**YOUR ASSIGNMENT**
Copy every line in the records below that contains the word "front".

=== RECORDS PROVIDED ===

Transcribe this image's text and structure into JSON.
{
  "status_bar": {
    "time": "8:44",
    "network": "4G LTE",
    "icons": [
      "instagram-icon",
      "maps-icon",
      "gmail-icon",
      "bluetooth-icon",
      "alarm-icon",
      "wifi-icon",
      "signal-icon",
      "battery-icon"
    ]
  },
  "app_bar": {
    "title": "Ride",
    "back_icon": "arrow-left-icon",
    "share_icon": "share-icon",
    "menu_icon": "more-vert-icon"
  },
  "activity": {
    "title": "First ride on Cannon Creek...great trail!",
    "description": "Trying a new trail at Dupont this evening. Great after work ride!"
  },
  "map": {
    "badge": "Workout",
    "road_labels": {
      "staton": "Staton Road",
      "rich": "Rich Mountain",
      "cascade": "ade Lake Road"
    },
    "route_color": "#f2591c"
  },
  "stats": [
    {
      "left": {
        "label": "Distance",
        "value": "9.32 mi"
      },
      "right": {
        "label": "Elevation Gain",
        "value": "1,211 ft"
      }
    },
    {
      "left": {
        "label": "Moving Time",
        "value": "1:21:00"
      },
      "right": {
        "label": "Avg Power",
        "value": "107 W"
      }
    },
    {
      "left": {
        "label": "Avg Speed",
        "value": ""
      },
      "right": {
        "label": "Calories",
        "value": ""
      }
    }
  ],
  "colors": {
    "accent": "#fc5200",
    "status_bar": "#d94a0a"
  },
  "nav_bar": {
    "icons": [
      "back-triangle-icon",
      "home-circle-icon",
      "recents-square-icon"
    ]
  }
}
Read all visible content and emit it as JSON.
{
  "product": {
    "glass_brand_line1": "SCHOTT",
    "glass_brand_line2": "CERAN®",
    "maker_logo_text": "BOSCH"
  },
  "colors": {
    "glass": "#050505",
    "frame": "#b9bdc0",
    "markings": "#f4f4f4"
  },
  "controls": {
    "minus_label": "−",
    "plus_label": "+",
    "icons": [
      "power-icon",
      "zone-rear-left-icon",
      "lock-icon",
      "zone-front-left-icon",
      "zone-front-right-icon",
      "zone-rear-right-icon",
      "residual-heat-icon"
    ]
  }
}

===

**ANSWER SECTION**
      "zone-front-left-icon",
      "zone-front-right-icon",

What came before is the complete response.